THE NHS touches all our lives at some point. Whether that is new lives, brought safely into the world every day at hospitals like Jimmy’s in Leeds, or lives about to end, saved by world-leading medicine and our extraordinary emergency services at the Leeds General Infirmary.
And across the country more than one million hardworking staff dedicate their professional lives to the NHS. It isn’t just hospital services. The NHS is doing more now than ever before to help people to live longer in their communities and at home – joining up services and helping to tackle issues such as loneliness so rightly highlighted by this newspaper.
In Yorkshire, you know the NHS is feeling the pressure. Our growing, ageing population, means more people living for longer, often with multiple complex conditions.
While this should be celebrated, it’s inescapable this is having an impact on our beloved NHS. Whether in Sheffield, York or Hull, the truth is we must act now to safeguard it for the future.
That’s why last year, as the NHS celebrated its 70th birthday, the Government announced it would be giving it an extra £20.5bn a year by 2023/4 to preserve its future.
The NHS belongs to us all, so it is right that taxpayers know how their hard-earned cash is being spent. This week, the NHS published a plan for the next 10 years, shaped by the clinicians and staff who know best.
So, what’s our vision? In short, by 2028, we will have a health service that continues to deliver world-class care, from cradle to grave.
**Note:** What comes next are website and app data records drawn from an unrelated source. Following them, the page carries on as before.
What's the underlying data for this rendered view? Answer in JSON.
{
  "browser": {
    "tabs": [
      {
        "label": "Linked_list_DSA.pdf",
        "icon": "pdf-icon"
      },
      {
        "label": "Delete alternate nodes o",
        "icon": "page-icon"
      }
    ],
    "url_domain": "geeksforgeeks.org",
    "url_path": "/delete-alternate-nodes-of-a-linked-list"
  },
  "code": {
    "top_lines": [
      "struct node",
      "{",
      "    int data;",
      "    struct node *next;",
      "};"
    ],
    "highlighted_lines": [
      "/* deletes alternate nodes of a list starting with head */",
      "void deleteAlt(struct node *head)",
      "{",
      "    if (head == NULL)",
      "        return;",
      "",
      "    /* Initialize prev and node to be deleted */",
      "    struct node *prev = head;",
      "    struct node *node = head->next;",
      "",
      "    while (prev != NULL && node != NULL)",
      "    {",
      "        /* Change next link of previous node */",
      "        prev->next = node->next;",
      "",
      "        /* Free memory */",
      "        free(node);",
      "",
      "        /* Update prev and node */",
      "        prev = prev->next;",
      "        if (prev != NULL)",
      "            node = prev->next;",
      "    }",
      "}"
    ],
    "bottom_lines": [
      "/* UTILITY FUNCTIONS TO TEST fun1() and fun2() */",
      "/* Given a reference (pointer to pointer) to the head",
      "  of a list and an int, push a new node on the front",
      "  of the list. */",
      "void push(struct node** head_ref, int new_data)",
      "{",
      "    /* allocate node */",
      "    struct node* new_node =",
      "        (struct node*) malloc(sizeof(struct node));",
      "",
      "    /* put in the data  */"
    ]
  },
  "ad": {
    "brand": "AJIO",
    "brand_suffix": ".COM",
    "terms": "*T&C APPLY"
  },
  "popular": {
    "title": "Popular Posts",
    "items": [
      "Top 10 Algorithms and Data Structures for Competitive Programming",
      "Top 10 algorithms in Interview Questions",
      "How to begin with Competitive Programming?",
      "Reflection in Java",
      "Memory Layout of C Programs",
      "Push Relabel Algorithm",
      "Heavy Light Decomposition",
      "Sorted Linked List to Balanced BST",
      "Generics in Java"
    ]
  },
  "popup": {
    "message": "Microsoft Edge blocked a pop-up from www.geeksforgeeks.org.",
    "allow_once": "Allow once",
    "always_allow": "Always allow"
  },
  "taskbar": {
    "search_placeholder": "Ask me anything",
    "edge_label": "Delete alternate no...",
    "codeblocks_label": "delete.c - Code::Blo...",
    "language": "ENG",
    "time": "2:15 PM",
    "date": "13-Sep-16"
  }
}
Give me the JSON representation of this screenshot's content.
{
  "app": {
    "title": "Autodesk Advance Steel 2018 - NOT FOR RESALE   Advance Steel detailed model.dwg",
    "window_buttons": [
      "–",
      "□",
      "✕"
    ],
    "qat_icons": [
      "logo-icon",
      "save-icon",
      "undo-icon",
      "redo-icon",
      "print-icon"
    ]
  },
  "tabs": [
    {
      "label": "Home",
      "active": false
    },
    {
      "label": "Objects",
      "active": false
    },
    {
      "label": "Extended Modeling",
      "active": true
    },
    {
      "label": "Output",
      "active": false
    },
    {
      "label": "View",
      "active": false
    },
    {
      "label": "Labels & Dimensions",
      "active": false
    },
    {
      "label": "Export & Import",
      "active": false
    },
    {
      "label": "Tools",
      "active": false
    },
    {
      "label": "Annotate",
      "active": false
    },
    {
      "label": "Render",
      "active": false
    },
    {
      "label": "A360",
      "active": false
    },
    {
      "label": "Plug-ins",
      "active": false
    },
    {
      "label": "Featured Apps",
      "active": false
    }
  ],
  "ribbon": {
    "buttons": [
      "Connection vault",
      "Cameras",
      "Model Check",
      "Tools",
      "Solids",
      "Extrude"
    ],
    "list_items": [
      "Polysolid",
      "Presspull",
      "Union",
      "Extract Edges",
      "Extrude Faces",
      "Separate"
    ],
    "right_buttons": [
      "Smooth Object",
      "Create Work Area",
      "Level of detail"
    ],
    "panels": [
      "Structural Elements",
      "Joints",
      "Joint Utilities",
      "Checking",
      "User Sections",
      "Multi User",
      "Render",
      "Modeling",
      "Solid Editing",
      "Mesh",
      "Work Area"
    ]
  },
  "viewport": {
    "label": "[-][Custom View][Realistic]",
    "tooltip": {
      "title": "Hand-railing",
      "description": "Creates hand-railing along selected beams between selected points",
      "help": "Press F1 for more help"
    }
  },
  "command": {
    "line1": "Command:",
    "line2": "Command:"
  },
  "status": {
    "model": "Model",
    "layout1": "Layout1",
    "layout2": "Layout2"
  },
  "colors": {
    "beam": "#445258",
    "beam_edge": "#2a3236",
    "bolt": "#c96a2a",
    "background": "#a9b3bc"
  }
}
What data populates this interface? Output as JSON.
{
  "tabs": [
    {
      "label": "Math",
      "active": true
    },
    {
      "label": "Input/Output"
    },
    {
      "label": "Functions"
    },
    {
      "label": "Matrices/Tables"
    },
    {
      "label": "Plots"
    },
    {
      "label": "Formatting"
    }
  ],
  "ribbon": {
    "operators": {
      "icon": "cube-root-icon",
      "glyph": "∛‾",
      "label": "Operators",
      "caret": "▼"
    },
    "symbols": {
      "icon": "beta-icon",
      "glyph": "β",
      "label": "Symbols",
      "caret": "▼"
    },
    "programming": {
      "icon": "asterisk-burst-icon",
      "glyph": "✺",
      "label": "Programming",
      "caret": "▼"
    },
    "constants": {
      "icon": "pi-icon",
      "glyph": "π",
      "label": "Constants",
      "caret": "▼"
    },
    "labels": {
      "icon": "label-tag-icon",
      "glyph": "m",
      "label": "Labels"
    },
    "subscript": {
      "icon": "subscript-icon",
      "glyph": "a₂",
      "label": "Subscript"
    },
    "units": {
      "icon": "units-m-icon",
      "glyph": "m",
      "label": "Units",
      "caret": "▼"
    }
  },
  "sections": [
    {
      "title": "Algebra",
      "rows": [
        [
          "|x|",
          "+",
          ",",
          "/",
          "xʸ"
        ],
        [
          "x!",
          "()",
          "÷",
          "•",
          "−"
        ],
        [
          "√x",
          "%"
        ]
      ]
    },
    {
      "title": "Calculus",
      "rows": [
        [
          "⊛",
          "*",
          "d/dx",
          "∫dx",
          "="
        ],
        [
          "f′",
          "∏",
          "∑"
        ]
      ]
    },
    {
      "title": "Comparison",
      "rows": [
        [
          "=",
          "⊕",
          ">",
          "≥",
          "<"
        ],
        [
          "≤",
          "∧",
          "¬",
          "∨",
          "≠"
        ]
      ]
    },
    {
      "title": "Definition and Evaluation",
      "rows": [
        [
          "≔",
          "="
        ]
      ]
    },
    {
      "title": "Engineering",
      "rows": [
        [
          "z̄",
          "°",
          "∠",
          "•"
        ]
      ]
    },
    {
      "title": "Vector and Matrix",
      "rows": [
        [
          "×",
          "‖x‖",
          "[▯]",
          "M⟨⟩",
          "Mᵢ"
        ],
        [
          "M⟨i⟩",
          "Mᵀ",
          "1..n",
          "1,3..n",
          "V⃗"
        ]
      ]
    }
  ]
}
Care that always starts with prevention, that is personalised and bolstered by cutting-edge medicine and technology. And of course, care delivered by the very best staff.
We will do more to keep people healthier for longer, so GP and community services – the bedrock of our NHS – will receive a funding injection of £4.5bn. The extra investment will also help prevent 150,000 heart attacks, strokes and dementia cases over the next 10 years. Through earlier detection and better treatment, 55,000 more people will survive cancer each year.
We will renew our commitment to achieve parity of esteem by introducing mental health waiting times targets for the first time ever, and hundreds of thousands more children and young people getting access to vital mental health support in schools. The NHS is rightly our most prized asset. Through this plan, we are taking steps to preserve it in Yorkshire and across the country.